While some customs from long ago have remained fixtures in our modern society, there are many that have faded into obscurity and for good reason. We have uncovered the explanations behind some of today’s common and strange customs that managed to stick around.
Dating back to Ancient Greece – a source of many modern Western customs – this greeting was a sign of equality and mutual respect. Shaking hands replaced bows and curtsies, while also serving as proof that both parties came unarmed.
In medieval Europe, the handshake became a powerful symbol of the bond between husband and wife. It was the final gesture of wedding ceremonies. Today, a hand shake can symbolize multiple things but mainly it is used to say hello, goodbye, congratulations, and to seal the deal.

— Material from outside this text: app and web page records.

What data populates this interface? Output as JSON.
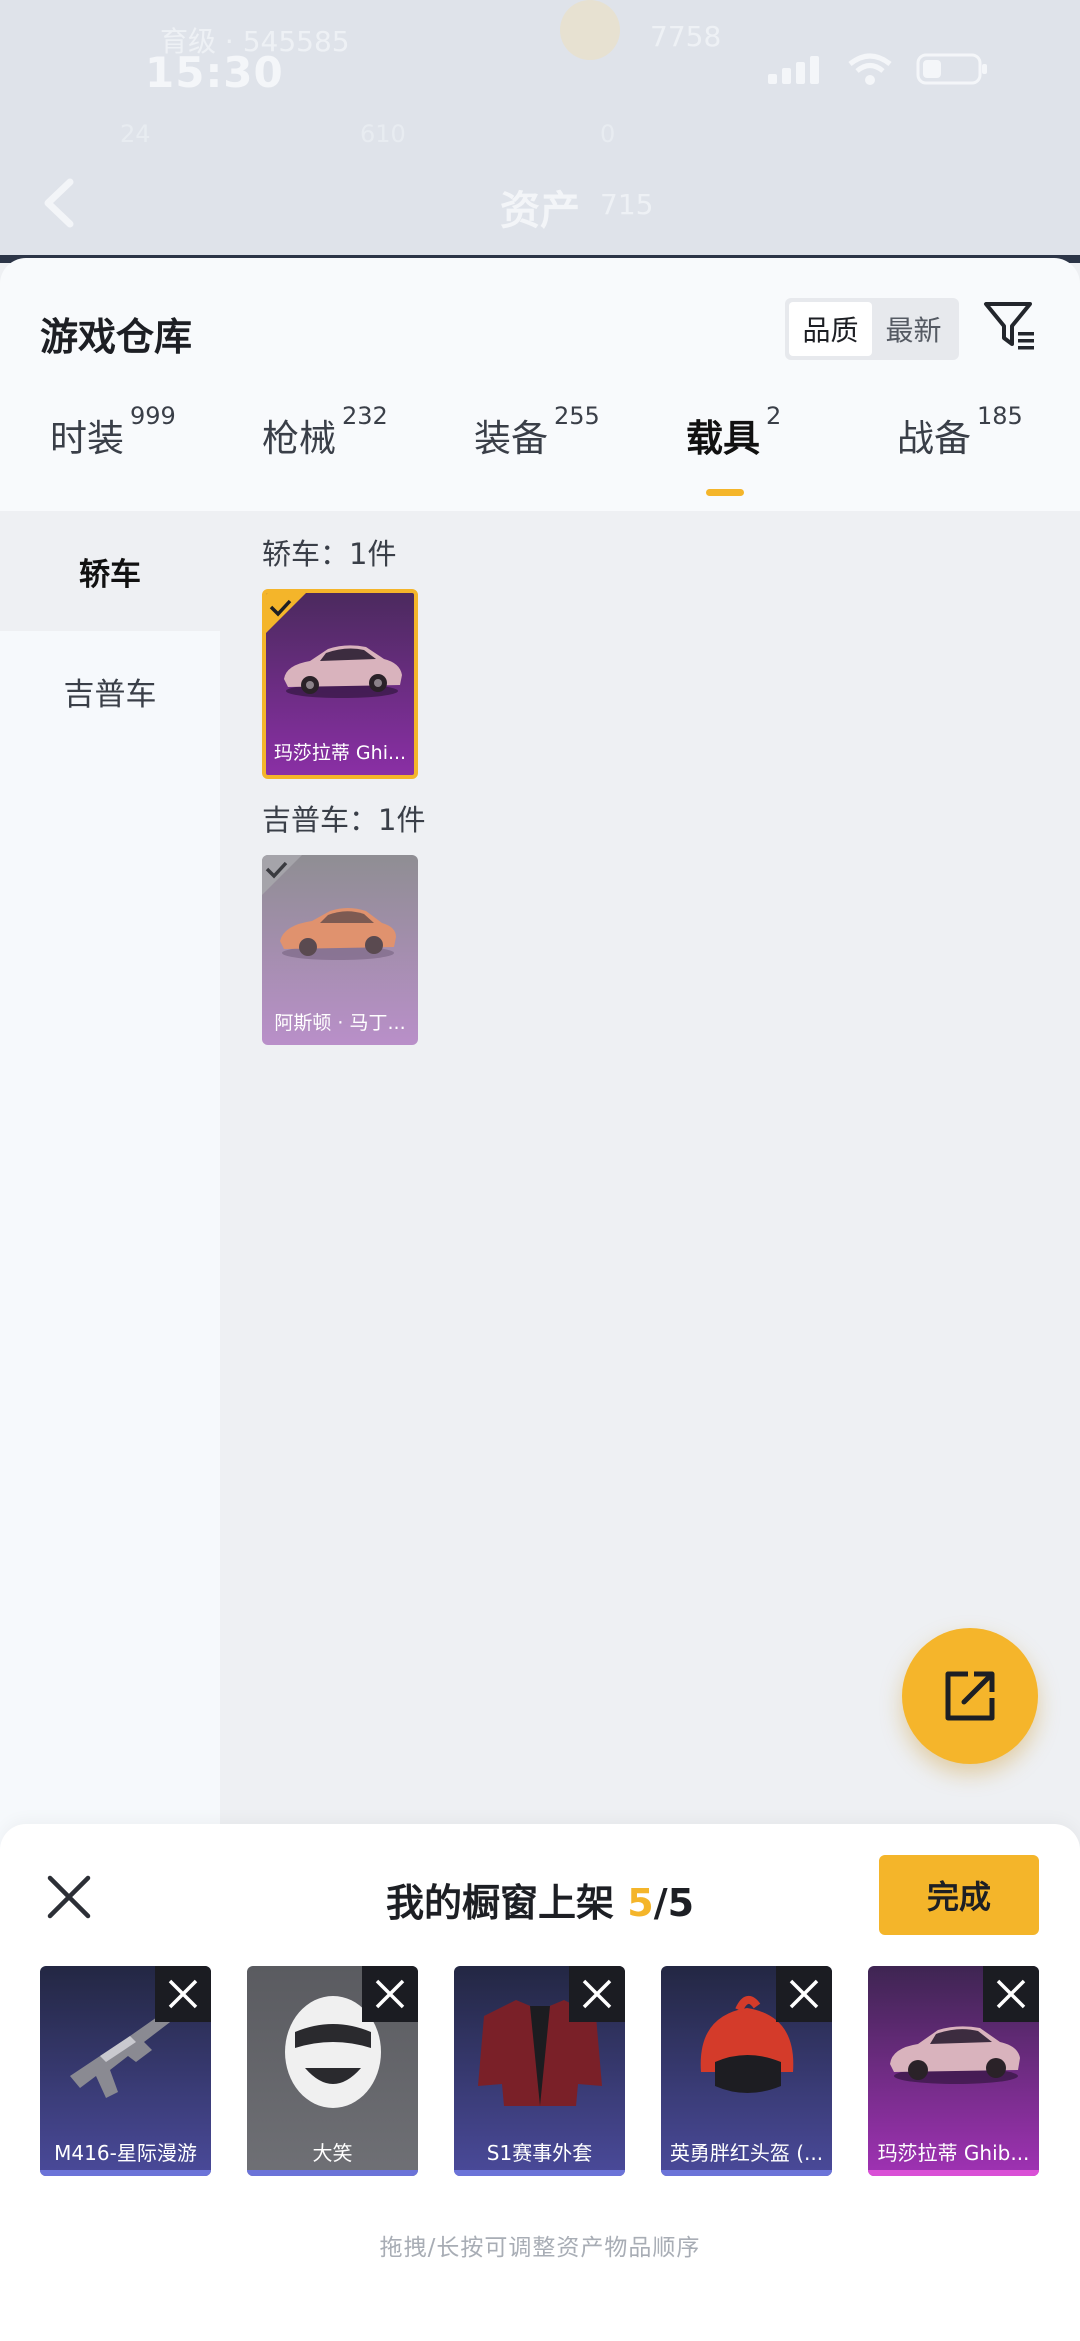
{
  "status_bar": {
    "time": "15:30",
    "top_left_text": "育级 · 545585",
    "top_right_text": "7758"
  },
  "background_header": {
    "title": "资产",
    "title_suffix": "715",
    "stats": [
      "24",
      "610",
      "0"
    ]
  },
  "sheet": {
    "title": "游戏仓库",
    "sort": {
      "options": [
        "品质",
        "最新"
      ],
      "active": "品质"
    },
    "tabs": [
      {
        "label": "时装",
        "count": "999"
      },
      {
        "label": "枪械",
        "count": "232"
      },
      {
        "label": "装备",
        "count": "255"
      },
      {
        "label": "载具",
        "count": "2",
        "active": true
      },
      {
        "label": "战备",
        "count": "185"
      }
    ],
    "categories": [
      {
        "label": "轿车",
        "active": true
      },
      {
        "label": "吉普车"
      }
    ],
    "groups": [
      {
        "label": "轿车：1件",
        "items": [
          {
            "name": "玛莎拉蒂 Ghi...",
            "selected": true
          }
        ]
      },
      {
        "label": "吉普车：1件",
        "items": [
          {
            "name": "阿斯顿 · 马丁...",
            "selected": false
          }
        ]
      }
    ]
  },
  "showcase": {
    "title_prefix": "我的橱窗上架",
    "count_current": "5",
    "count_total": "/5",
    "done_label": "完成",
    "slots": [
      {
        "name": "M416-星际漫游",
        "icon": "rifle-icon"
      },
      {
        "name": "大笑",
        "icon": "laughing-mask-icon"
      },
      {
        "name": "S1赛事外套",
        "icon": "jacket-icon"
      },
      {
        "name": "英勇胖红头盔 (...",
        "icon": "helmet-icon"
      },
      {
        "name": "玛莎拉蒂 Ghib...",
        "icon": "car-icon"
      }
    ],
    "hint": "拖拽/长按可调整资产物品顺序"
  },
  "colors": {
    "accent": "#f4b52a",
    "purple_card": "#6a2a8c",
    "blue_card": "#3b3f8c",
    "gray_card": "#5f6066"
  }
}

“Achoooo. . . . God Bless you!”
It’s almost as much of a reflex as sneezing itself. Here in the United States, when someone sneezes, “God Bless you” will often be heard immediately after.
But why? We don’t acknowledge any other bodily functions in such a way. So how did this response originate?
Some point to the Greeks and Romans for starting this fascination with sneezing. They viewed it as a sign of wellness – a means of expelling bad spirits from the body – and would routinely offer blessings unto the sneezer. Centuries later, widespread fears brought on by the outbreak of the bubonic plague cast suspicion on the sneeze. Pope Gregory VII called on the people of Europe to utter a short prayer, “Bless you”, after every sneeze to protect against the sickness. Upon reflection, it is a very strange custom - - -that doesn't appear to be fading anytime soon.
Dining Styles - Continental or American Style Dining?
As all of The American School of Protocol’s Certified Graduates know, there is a stark difference in dining styles once you cross the Atlantic. In the United States, “Zig-Zag” is used, while our European neighbors predominantly eat “Continental.”
It is very surprising to learn that the traditional European method was in fact originally the American style. The "dining style divide" resulted when British colonists sailed across the Atlantic, bringing their multi-step cutting method to the New World. The colonists retained this dining style, but back in Europe, the Industrial Revolution brought a faster pace of life that left little room for the niceties and courtesies of the previous era, leading to the more streamlined Continental style.
After a toast, it is tradition to clink glasses with fellow diners. This iconic act of celebration comes from a dark past. Clinking glasses originally started with the intention of spilling a little of the other person’s drink into your own to demonstrate that neither party had poisoned the other’s glass. The clink was a sign of good will, a feeling that has endured to today.
“Don’t put your elbows on the table!” The origin of this classic motherly saying dates back to medieval times. Feasts were held in great halls and hundreds of people would eat together at long wooden tables. While the food was often plentiful, space was not. Furthermore, when dining in the presence of the lords and ladies of the realm, it was deemed “peasant-like” to hunch over one’s plate, guarding the food from others. The act gave off an aura of distrust, and has since become a commonly repeated rule.
Today, it is acceptable to have your elbows on the dining table in between courses and when there are no dishes on the table. Other than that it's a good idea to follow this old rule. It is truly interesting to trace our everyday behaviors – many of which we don’t give a second thought.